Visit huntervalleyverjuice南京夜网.au for more information and recipes or email [email protected]南京夜网 for stockists.

See Free Lunch on the opposite page for your chance to win a twin pack of Hunter Valley Verjuice.

CHARLESTOWN’S Apollo International Hotel has taken out the title of Australian Pear Month Restaurant of the Year 2014.

To celebrate Australian Pear Month last month, eateries were challenged to add a pear creation to their menu to compete for the title.

Beating more than 200 Australian restaurants and cafes across the nation, the Charlestown hotel’s Babbingtons Bar and Grill won the title for its innovative pear creation of crispy hoisin and five-spice duck wings, served with cucumber and shallot salad and chilli pear relish.

“All the ingredients in this dish marry perfectly,” said Babbingtons head chef David Cross.

“Balancing textures and flavours, the sweetness of the pear, sour and heat from a touch of chilli, brought this dish together. I was very excited to hear the news about winning Australian Pear Month Restaurant of the Year 2014. There was stiff competition with some great pear recipes but we believed in our dish all along.”

SUCHAI Sushi Train has opened at Westfield Kotara on the level one fresh-food precinct outside Woolworths.

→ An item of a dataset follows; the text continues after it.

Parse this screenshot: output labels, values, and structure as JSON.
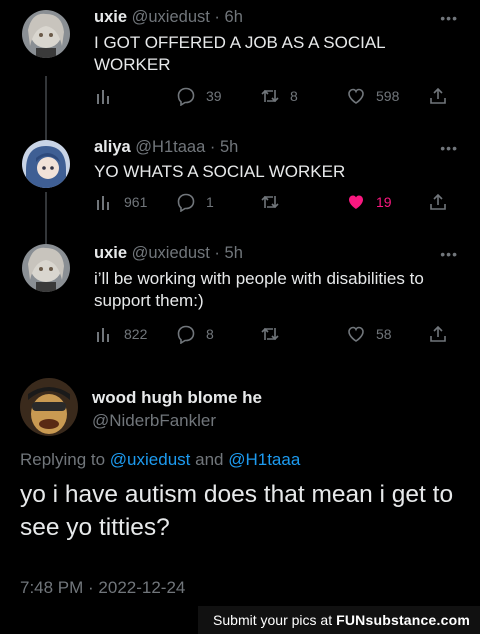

The sushi train joins others in the Hunter Region – Sushi Bay, Charlestown Square and Sushi Revolution, which has stores at Darby Street, Cooks Hill and Beaumont Street, Hamilton.